Under its bulk sample agreement with Technica, the contract miner will charge only its costs and then Harte Gold will give it a cut of any profits after the work is completed.
“We expect it to be a high-grade, low-cost operation,” Roman says. “The Technica group is very competent. They’re doing a lot of work for a number of companies in northern Ontario and they are very efficient and safe miners.”
Over the course of the 12 to 18 months of bulk-sampling, Roman says, Harte will assess Technica’s capabilities and costs in order to plan for longer-term mining of the deposit, including whether to use its own crews.
Roman notes that the Sugar Zone deposit is a shear zone hosting a gold-rich quartz vein with mostly free gold — 85% of it recoverable with gravity methods. “That again reduces the cost of milling, because you can get a significant portion of the gold out with a simple gravity installation,” he says.
Roman emphasizes that the company doesn’t want to toll mill longer than it has to, however, and says that “there are a number of groups that have indicated they are willing to finance a mill.” He estimates that the mill and mine development would cost about $30 million.
The great thing about the Sugar Zone deposit, he says, is that it’s a continuous, steeply dipping orebody amenable to low-cost mining, with high grade.
“In the gold industry today, typical grades for a majority of deposits average around 1 gram gold per tonne,” he says. “This one is 10 grams gold per tonne, so that makes for a profitable operation.”
Moreover, he says, the company has staked the entire 30 by 10 km Dayohessarah greenstone belt, which was part of the original Hemlo greenstone belt, and is prospective for further discoveries.
In addition to the Sugar Zone, there is Harte’s Wolf zone, 2 km north, where limited drilling has found Hemlo-style rock. “We need to follow up that discovery because we feel that it could get significantly bigger,” Roman says, adding that the company has found anomalous gold on surface continuing from the area where drilling has returned some exceptional grades.
The company is also exploring west of the Sugar Zone along the Contact zone, which is the contact between sedimentary and volcanic units, hosting a sericitic schist and anomalous gold mineralization similar to the Hemlo deposit, he says.
Harte Gold and Corona Gold bought the Sugar Zone property in 1998. Roman and his team took control of the company in January 2009, and acquired 100% ownership in May 2012.
The deposit is between the cities of Sault Ste. Marie (311 km south) and Thunder Bay (383 km west).
It is close to the Trans-Canada Highway and Highway 631, which extends north from White River to Highway 11, and passes within 11 km east of the property.
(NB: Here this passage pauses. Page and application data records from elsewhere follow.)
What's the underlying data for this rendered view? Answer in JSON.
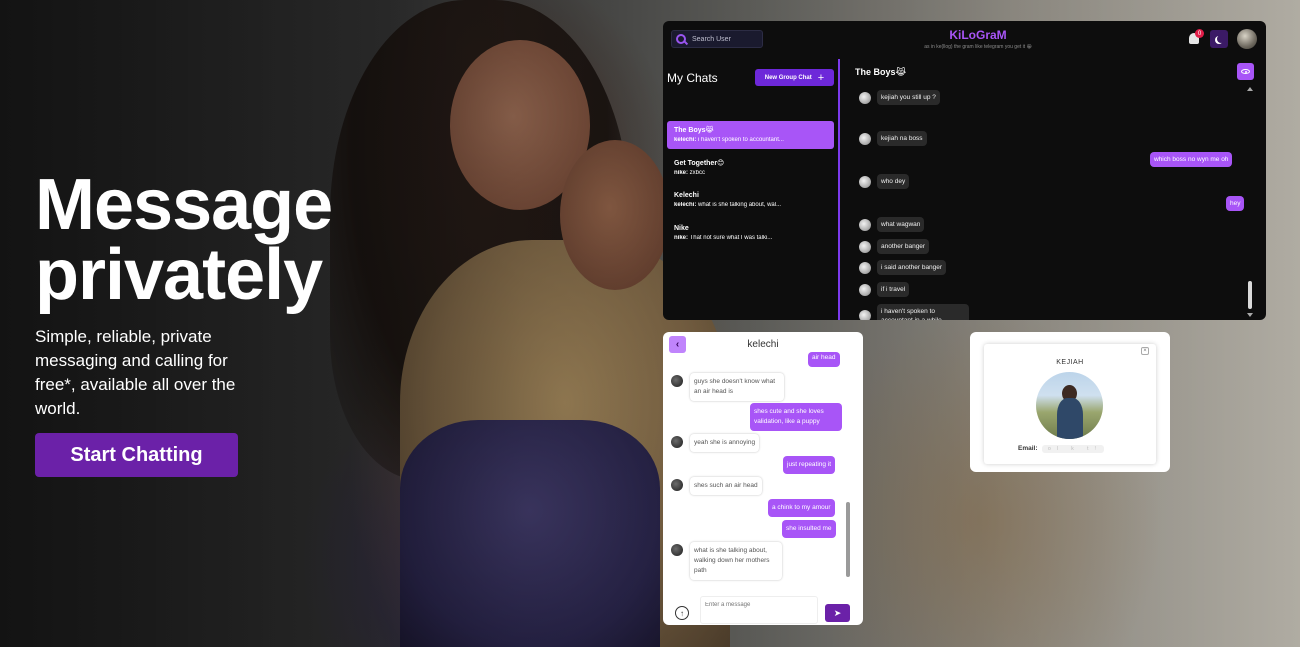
{
  "hero": {
    "title_line1": "Message",
    "title_line2": "privately",
    "subtitle": "Simple, reliable, private messaging and calling for free*, available all over the world.",
    "cta_label": "Start Chatting"
  },
  "desktop_app": {
    "search_placeholder": "Search User",
    "brand_name": "KiLoGraM",
    "brand_tagline": "as in ke(llog) the gram like telegram you get it 😀",
    "notification_count": "0",
    "my_chats_label": "My Chats",
    "new_group_label": "New Group Chat",
    "chats": [
      {
        "name": "The Boys😹",
        "sender": "kelechi:",
        "last": " i haven't spoken to accountant..."
      },
      {
        "name": "Get Together😊",
        "sender": "nike:",
        "last": " zxbcc"
      },
      {
        "name": "Kelechi",
        "sender": "kelechi:",
        "last": " what is she talking about, wal..."
      },
      {
        "name": "Nike",
        "sender": "nike:",
        "last": " That not sure what I was talki..."
      }
    ],
    "room_title": "The Boys😹",
    "messages": [
      {
        "text": "kejiah you still up ?",
        "dir": "in"
      },
      {
        "text": "kejiah na boss",
        "dir": "in"
      },
      {
        "text": "which boss no wyn me oh",
        "dir": "out"
      },
      {
        "text": "who dey",
        "dir": "in"
      },
      {
        "text": "hey",
        "dir": "out"
      },
      {
        "text": "what wagwan",
        "dir": "in"
      },
      {
        "text": "another banger",
        "dir": "in"
      },
      {
        "text": "i said another banger",
        "dir": "in"
      },
      {
        "text": "if i travel",
        "dir": "in"
      },
      {
        "text": "i haven't spoken to accountant in a while",
        "dir": "in"
      }
    ]
  },
  "mobile_chat": {
    "title": "kelechi",
    "back_glyph": "‹",
    "messages": [
      {
        "text": "air head",
        "dir": "out"
      },
      {
        "text": "guys she doesn't know what an air head is",
        "dir": "in"
      },
      {
        "text": "shes cute and she loves validation, like a puppy",
        "dir": "out"
      },
      {
        "text": "yeah she is annoying",
        "dir": "in"
      },
      {
        "text": "just repeating it",
        "dir": "out"
      },
      {
        "text": "shes such an air head",
        "dir": "in"
      },
      {
        "text": "a chink to my amour",
        "dir": "out"
      },
      {
        "text": "she insulted me",
        "dir": "out"
      },
      {
        "text": "what is she talking about, walking down her mothers path",
        "dir": "in"
      }
    ],
    "input_placeholder": "Enter a message",
    "upload_glyph": "↑",
    "send_glyph": "➤"
  },
  "profile_card": {
    "name": "KEJIAH",
    "email_label": "Email:",
    "email_value": "ol k t!",
    "close_glyph": "×"
  },
  "colors": {
    "accent": "#a855f7",
    "cta": "#6b21a8",
    "app_bg": "#0d0d0d"
  }
}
A Hydro One electrical transmission line also passes through White River, as well as Canadian Pacific’s transcontinental main line.
Elsewhere in Ontario, the company owns the Stoughton–Abitibi property on the Destor–Porcupine fault zone, 110 km east of Timmins, 50 km northeast of Kirkland Lake and 10 km east of St Andrew Goldfields’ (TSX: SAS; US-OTC: STADF) Holloway gold mine.